▶ Your instructions: Scan the material below for the word "source", then copy every line in which it appears.

Start of Block

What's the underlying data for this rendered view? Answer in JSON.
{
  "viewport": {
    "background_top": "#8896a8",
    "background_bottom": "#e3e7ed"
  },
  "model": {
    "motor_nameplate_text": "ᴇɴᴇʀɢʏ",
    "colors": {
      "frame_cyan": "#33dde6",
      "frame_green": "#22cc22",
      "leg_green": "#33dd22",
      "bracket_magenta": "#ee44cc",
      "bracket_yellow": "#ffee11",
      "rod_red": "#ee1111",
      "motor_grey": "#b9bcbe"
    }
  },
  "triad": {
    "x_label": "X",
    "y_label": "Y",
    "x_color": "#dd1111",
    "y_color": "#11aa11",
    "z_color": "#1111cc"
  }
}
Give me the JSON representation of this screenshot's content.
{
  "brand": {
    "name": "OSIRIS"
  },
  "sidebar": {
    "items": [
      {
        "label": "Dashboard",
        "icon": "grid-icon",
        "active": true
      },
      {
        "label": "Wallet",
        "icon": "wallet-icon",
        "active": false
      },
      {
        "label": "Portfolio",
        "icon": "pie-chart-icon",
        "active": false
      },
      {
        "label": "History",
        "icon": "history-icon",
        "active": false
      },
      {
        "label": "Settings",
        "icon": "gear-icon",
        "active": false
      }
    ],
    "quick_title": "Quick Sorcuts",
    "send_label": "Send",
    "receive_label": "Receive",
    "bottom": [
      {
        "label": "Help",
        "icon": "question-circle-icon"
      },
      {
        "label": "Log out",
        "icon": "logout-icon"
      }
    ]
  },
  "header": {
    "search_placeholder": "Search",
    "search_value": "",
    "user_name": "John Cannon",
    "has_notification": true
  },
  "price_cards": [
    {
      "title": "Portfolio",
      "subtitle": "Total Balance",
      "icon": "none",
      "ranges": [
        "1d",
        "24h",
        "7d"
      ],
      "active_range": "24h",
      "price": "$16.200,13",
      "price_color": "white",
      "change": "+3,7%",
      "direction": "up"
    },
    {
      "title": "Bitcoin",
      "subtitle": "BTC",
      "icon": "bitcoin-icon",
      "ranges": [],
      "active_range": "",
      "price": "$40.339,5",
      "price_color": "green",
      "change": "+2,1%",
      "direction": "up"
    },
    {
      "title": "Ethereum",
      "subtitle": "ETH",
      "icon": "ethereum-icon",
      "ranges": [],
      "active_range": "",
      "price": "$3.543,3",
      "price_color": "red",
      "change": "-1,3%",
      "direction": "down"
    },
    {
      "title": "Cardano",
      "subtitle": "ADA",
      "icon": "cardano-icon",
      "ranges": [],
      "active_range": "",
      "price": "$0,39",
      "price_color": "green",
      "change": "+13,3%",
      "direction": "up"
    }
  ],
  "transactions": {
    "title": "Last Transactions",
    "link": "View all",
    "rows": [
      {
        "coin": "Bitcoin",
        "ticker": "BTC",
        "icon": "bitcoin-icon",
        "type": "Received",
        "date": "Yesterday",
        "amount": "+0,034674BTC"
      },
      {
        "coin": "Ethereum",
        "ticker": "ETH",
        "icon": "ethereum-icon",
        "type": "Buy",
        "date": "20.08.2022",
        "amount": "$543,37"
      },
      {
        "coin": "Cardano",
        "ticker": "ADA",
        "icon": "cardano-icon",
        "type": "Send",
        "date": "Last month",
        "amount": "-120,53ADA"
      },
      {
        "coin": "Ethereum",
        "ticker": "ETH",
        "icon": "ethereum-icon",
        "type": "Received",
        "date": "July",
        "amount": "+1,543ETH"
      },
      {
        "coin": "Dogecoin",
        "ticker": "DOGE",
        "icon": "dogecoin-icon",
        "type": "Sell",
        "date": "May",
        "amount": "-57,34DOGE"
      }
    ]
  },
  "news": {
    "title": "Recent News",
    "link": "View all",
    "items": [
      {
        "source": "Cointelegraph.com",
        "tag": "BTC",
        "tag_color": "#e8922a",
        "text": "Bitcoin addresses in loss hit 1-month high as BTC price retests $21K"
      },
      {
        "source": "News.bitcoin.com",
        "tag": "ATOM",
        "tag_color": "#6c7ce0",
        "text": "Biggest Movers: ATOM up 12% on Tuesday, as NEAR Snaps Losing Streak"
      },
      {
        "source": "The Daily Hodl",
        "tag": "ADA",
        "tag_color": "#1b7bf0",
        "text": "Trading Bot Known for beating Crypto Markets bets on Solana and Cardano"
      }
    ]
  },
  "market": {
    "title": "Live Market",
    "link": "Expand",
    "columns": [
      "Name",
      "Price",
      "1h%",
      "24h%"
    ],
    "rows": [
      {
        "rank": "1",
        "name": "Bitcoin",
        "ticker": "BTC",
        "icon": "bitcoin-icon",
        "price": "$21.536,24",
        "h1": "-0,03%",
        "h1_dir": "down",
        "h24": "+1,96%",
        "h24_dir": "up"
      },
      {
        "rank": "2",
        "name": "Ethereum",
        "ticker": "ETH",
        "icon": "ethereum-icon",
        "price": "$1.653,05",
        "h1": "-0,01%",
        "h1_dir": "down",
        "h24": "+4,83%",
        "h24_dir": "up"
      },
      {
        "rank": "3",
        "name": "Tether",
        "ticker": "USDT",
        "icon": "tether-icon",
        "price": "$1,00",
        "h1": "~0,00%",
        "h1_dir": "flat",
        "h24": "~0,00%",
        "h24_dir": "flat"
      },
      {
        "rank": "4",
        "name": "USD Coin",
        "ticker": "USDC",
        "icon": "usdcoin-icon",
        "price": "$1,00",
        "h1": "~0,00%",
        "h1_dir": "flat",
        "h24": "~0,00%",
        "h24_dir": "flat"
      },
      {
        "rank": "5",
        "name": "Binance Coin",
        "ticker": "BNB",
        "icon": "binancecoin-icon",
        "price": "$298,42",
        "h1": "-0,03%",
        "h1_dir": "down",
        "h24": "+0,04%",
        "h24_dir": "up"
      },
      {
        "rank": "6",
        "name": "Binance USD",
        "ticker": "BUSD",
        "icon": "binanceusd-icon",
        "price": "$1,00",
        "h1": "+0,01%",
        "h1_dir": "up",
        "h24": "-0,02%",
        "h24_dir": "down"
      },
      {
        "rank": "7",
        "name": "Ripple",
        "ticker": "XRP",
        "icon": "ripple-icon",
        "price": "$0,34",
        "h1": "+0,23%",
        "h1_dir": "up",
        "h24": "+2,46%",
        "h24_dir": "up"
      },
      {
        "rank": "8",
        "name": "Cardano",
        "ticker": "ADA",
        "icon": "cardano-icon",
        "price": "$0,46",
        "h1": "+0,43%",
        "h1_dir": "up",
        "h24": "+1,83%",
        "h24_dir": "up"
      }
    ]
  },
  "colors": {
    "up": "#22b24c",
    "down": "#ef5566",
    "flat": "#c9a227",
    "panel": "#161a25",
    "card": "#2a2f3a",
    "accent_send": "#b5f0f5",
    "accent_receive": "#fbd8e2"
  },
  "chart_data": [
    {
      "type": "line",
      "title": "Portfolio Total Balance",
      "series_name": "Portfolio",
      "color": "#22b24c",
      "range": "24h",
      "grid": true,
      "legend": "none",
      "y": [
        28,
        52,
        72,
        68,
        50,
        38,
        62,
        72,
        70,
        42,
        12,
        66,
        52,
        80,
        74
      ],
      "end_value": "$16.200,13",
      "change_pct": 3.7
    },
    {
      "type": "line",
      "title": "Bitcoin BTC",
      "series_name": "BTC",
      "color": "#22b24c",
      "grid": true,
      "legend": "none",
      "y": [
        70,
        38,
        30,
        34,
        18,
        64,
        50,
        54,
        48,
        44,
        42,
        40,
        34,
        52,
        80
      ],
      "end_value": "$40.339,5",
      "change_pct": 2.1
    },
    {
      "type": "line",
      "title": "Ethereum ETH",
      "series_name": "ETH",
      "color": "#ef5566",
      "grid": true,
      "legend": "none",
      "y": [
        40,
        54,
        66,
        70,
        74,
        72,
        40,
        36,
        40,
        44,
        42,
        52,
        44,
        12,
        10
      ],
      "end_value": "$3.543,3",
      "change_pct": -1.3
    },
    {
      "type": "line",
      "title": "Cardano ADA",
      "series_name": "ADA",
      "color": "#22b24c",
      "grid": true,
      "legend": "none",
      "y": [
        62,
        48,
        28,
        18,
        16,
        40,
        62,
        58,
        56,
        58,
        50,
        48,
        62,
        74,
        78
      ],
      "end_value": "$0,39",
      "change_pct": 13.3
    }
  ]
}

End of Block

▶ Answer to the problem:
        "source": "Cointelegraph.com",
        "source": "News.bitcoin.com",
        "source": "The Daily Hodl",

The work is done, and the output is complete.